MATERIAL PROVIDED:

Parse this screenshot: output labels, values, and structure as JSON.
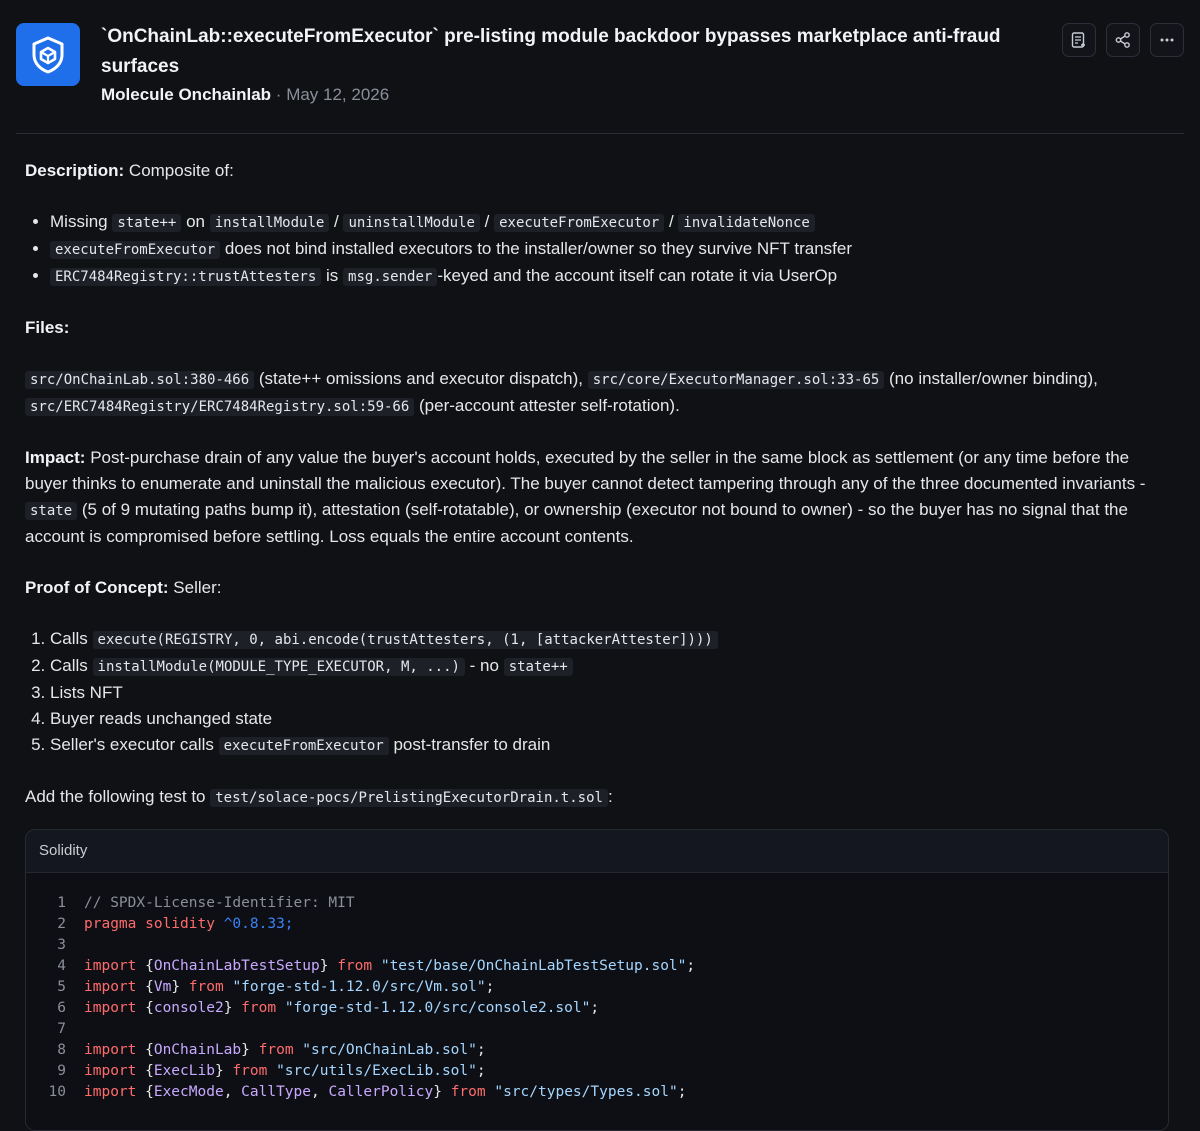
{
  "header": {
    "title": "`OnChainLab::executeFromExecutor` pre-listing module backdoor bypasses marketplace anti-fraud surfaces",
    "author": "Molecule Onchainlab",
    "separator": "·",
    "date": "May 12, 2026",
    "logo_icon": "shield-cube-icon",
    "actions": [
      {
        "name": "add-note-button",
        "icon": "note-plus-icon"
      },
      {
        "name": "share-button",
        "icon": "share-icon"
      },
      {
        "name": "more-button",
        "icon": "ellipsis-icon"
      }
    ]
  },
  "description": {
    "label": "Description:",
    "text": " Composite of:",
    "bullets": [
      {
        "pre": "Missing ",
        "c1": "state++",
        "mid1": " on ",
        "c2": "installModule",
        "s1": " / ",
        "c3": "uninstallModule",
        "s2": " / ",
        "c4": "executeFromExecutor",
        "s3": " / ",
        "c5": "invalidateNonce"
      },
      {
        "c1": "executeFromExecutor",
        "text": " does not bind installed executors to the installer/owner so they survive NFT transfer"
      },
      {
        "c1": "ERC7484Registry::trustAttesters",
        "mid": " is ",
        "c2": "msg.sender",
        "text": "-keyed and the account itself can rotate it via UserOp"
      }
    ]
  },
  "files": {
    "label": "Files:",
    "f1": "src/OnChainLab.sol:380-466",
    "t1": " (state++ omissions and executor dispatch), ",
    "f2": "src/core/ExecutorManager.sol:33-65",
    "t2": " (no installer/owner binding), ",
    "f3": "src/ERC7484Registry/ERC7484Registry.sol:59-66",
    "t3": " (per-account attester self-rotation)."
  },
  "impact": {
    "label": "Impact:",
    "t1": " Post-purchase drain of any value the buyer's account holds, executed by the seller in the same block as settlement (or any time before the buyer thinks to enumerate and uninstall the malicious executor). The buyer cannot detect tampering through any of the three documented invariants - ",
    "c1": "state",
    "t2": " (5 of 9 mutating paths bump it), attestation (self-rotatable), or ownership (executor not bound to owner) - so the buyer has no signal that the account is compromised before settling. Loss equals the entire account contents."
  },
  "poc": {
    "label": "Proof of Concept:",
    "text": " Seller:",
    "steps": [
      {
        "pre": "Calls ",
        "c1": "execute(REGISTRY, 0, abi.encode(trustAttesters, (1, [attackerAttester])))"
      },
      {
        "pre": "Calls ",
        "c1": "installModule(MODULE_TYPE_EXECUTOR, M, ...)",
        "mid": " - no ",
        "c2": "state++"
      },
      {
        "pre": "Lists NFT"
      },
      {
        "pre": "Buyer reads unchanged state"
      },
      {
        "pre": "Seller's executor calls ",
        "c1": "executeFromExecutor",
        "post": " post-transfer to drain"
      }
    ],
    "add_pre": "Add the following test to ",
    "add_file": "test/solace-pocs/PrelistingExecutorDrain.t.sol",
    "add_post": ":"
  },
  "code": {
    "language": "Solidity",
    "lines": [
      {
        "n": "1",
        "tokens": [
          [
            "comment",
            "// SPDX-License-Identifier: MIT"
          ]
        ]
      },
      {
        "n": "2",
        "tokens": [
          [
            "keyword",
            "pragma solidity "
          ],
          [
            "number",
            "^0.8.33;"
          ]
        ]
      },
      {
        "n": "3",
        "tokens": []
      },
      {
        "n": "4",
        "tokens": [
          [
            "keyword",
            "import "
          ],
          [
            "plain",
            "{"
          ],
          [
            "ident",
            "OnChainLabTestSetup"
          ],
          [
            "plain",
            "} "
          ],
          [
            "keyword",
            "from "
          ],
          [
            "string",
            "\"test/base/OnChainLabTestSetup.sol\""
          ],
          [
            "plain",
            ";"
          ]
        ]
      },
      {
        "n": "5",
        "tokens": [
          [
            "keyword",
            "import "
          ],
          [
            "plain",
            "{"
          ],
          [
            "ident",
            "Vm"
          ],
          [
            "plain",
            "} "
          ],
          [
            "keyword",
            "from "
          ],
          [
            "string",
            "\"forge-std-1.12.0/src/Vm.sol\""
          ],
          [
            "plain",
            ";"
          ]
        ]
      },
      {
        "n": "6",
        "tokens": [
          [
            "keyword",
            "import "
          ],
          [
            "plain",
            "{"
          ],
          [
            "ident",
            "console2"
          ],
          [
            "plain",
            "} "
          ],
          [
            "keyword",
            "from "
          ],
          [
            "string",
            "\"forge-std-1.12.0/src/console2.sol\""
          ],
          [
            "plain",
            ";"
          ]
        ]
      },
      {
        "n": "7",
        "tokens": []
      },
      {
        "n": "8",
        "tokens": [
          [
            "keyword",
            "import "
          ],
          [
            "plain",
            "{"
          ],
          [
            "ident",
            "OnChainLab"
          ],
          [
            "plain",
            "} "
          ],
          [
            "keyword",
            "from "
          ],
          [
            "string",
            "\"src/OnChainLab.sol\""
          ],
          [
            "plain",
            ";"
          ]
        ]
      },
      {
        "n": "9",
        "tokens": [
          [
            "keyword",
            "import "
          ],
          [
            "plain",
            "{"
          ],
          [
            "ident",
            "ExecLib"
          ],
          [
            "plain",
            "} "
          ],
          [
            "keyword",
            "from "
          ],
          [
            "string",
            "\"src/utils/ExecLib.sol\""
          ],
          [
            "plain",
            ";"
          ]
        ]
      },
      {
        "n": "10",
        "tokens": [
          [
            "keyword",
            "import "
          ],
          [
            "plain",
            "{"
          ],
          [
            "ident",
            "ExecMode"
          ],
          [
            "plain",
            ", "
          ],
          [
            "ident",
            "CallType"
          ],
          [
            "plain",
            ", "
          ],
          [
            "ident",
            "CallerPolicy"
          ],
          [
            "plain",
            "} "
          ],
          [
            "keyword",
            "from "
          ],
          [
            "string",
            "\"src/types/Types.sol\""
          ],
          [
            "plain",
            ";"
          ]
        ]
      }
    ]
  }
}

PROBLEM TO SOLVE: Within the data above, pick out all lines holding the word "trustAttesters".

EXPECTED ANSWER:
        "c1": "ERC7484Registry::trustAttesters",
        "c1": "execute(REGISTRY, 0, abi.encode(trustAttesters, (1, [attackerAttester])))"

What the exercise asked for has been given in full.